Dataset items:
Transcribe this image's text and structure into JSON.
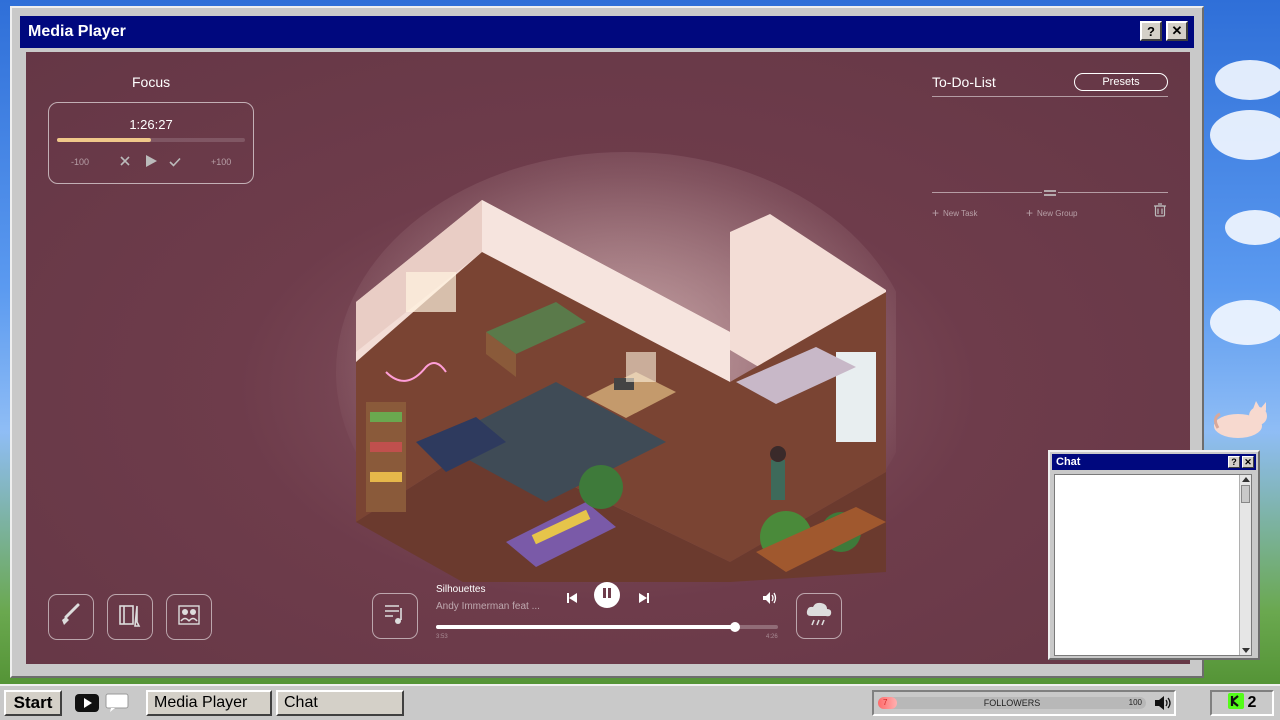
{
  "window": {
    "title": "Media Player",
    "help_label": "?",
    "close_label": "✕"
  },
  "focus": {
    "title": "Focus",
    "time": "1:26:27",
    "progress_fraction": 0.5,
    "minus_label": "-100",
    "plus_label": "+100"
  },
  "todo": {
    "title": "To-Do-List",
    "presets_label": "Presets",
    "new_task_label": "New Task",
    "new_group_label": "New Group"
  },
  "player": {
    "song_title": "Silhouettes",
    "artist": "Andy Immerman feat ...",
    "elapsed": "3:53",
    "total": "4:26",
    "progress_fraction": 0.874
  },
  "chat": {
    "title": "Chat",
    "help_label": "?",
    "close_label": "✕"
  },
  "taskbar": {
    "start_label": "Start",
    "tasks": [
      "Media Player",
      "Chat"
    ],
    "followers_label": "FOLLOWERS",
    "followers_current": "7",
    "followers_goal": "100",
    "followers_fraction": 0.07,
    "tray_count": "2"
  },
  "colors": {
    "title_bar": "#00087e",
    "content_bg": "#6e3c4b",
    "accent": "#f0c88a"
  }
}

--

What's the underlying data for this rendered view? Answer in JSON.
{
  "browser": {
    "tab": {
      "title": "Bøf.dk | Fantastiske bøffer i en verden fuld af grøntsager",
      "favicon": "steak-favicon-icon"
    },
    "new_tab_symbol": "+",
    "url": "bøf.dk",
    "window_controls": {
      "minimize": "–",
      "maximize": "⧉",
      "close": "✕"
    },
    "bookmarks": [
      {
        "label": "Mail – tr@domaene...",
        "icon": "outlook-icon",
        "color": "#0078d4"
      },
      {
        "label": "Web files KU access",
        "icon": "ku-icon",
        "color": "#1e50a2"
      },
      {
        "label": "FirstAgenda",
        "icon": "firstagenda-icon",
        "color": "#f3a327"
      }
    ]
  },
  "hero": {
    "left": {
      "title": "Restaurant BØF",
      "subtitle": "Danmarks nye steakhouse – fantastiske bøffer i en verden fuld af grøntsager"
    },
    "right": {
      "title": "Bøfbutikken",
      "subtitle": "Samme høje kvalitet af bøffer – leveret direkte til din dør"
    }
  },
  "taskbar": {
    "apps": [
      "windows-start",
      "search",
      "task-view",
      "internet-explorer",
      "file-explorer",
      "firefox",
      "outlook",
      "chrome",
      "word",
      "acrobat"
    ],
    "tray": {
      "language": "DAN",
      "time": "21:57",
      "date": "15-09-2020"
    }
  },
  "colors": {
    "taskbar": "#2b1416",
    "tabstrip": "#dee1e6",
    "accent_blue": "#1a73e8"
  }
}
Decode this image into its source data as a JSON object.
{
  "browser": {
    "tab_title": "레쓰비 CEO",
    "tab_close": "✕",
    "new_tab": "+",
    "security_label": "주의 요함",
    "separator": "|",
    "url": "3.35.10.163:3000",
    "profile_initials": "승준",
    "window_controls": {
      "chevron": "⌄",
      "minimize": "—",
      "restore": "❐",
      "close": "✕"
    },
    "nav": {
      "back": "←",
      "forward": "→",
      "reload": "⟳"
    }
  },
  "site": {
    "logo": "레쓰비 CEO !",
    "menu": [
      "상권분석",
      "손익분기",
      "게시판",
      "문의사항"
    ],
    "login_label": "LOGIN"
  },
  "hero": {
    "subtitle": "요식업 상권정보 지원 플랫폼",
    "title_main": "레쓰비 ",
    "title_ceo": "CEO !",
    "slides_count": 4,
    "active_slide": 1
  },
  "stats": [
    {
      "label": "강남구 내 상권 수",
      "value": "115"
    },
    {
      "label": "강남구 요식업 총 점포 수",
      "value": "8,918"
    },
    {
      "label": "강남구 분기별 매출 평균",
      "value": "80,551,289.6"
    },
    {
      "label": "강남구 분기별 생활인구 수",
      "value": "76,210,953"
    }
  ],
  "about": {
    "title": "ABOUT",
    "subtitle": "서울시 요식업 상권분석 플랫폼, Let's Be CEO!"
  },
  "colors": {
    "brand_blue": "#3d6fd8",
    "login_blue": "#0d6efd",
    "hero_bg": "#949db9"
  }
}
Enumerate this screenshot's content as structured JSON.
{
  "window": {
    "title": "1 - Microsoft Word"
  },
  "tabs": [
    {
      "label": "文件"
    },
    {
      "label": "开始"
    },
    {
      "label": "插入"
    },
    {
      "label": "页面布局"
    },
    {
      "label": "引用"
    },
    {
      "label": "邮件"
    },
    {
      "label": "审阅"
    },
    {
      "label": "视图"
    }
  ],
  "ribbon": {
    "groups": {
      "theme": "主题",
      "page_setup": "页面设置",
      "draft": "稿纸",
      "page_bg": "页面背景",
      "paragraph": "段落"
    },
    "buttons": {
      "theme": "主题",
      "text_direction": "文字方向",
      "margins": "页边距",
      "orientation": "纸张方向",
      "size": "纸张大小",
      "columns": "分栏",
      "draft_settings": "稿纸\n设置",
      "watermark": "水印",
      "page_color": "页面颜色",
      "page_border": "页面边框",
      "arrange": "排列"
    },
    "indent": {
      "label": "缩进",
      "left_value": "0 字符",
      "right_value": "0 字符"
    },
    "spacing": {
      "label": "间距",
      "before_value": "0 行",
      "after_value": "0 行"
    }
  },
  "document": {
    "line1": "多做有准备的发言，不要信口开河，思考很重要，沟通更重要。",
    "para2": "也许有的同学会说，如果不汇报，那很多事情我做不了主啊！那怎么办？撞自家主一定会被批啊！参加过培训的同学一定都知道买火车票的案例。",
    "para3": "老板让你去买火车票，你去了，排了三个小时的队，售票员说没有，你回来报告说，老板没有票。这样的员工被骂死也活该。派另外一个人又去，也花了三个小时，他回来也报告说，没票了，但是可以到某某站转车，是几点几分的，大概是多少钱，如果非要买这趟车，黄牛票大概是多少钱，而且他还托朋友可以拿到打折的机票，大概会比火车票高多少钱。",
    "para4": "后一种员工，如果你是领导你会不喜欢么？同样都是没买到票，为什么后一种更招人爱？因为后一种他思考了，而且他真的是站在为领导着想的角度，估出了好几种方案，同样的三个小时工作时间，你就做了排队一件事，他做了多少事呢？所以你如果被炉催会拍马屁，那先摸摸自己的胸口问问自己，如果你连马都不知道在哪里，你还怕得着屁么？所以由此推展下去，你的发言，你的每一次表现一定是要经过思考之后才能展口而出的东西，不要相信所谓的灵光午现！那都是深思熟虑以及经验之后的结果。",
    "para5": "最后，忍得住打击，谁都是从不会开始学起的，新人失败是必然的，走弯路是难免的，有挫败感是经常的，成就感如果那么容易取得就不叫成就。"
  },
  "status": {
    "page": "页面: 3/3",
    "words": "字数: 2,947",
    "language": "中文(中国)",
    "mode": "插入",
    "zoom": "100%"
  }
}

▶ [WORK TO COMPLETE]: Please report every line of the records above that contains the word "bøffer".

▶ [RESPONSE AREA]:
      "title": "Bøf.dk | Fantastiske bøffer i en verden fuld af grøntsager",
      "subtitle": "Danmarks nye steakhouse – fantastiske bøffer i en verden fuld af grøntsager"
      "subtitle": "Samme høje kvalitet af bøffer – leveret direkte til din dør"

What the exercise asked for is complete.